Here I have made brackets from lengths of stainless steel, drilled and bent them to hold the rear lamp holders into the light surround.

The brackets are glassed into the sides of the surround, after first roughing up the metal and the surround to ensure a good bond. Stainless steel is a good choice for parts embedded in fibreglass as it cannot corrode. When steel rusts, it expands and this can cause cracking and distortion.

I have bonded strips with 6mm bolts welded to them into the surround here to facilitate mounting to the body. There are six mounting points in total to ensure the surround is pulled nice and tight against the body. I did consider bonding the surround directly into place on the body, but I wasnt sure I could get a good enough fixing for what is a fairly exposed location.
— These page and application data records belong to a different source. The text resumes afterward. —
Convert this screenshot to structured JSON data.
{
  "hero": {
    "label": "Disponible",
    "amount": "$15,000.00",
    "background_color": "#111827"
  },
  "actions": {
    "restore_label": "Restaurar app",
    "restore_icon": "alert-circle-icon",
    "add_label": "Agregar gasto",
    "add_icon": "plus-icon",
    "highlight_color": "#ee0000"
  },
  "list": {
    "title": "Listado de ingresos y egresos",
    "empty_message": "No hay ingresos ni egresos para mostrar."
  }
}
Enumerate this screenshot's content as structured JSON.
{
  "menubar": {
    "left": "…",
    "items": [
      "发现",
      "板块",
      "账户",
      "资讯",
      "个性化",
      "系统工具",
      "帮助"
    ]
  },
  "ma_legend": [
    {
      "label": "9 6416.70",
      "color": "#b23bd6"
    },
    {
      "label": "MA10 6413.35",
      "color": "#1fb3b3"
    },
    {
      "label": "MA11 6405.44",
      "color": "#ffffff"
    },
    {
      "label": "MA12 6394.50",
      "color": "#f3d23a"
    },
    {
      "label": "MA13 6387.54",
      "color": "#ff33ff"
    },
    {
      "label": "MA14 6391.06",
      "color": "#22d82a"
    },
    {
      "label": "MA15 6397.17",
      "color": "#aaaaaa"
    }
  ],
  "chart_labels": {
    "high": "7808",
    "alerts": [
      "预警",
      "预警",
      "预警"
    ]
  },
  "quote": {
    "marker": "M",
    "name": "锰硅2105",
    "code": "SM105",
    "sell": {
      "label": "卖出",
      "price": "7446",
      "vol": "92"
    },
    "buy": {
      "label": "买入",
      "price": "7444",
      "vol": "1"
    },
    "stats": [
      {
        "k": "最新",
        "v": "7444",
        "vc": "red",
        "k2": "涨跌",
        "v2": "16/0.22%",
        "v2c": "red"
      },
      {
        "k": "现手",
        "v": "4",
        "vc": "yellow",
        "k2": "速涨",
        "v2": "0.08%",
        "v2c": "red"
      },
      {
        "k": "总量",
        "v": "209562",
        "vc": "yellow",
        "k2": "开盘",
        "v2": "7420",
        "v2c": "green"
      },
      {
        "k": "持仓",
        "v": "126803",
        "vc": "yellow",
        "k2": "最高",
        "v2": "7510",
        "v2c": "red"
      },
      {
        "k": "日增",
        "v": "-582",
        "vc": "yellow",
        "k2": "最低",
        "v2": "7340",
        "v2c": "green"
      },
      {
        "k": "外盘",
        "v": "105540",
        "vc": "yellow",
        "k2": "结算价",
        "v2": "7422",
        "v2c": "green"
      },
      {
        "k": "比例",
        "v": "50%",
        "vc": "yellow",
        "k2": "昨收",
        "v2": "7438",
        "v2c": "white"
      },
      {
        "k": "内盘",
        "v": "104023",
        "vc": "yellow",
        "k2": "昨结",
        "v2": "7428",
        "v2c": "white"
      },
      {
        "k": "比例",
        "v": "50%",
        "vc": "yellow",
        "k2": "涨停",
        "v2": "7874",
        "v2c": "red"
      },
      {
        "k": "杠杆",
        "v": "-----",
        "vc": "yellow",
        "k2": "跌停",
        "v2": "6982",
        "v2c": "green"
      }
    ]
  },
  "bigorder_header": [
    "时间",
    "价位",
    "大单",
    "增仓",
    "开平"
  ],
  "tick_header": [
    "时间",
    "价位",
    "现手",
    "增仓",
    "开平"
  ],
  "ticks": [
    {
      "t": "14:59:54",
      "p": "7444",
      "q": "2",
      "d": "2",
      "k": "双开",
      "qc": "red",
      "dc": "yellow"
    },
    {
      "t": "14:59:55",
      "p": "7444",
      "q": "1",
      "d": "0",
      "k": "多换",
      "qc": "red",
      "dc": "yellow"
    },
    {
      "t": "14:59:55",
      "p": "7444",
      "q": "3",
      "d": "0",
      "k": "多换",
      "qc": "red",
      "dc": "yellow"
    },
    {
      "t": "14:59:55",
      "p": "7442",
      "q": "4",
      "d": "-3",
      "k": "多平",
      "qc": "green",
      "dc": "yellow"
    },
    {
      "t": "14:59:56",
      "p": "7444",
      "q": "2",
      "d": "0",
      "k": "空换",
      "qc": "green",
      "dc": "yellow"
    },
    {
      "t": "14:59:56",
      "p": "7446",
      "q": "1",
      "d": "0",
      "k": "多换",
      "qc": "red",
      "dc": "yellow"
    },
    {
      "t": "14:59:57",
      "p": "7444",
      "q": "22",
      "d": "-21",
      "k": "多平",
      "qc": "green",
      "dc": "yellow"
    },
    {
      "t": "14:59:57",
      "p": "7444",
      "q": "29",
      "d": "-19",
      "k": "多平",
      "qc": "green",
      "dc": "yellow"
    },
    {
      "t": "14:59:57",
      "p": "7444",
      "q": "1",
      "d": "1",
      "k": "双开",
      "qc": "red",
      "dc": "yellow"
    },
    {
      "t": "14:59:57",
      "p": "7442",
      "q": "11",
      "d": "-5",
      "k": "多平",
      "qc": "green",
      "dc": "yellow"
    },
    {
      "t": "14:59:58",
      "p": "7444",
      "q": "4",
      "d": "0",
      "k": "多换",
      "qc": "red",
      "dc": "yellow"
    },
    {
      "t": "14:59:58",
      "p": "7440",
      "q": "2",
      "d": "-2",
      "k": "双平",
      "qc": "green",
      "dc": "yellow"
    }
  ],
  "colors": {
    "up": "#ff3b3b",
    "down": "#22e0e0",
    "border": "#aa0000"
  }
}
The surrounds do not look very pretty from this angle, but thats not so much of a problem as the reverse part will be totally covered when the surround is installed. I am currently on my third tub of fibreglass bridging compound, its just too useful and much stronger than body filler. Its useful for building up big differences and is less messy than conventional fibreglass. Its difficult to sculpt it however, and provides a pretty rough finish when compared to fibreglass matt. The other thing I like about it is its cure time. When mixed correctly, you can be grinding it back down after 15 minutes, although I usually wait until its stopped giving off heat which indicates its stopped curing (i.e. going hard).

I have bolted the surround into place here. The glass fibre paste is very strong stuff, and it needs to be because the bolts pull the surround to the body distorting it to match. This isnt actually a bad thing, and once the surround is pulled directly against the body, everything matches up pretty perfectly.

These surrounds are a new type different to those parallel usually supply. Its overlong to allow you to trim it to size. I have not finished the edge on the left because I am not sure how the grille will locate between the light surrounds, so I will leave this part for the time being and move onto other things.
One thing that is apparant is the light surrounds are very highly finished. If you wanted black surrounds, you could leave almost them as they are and they would pretty good. Unfortunatley mine need to be the same colour as the rest of the car so the first thing to do it to give them a good sanding to remove the glaze so that paint will adhere to them.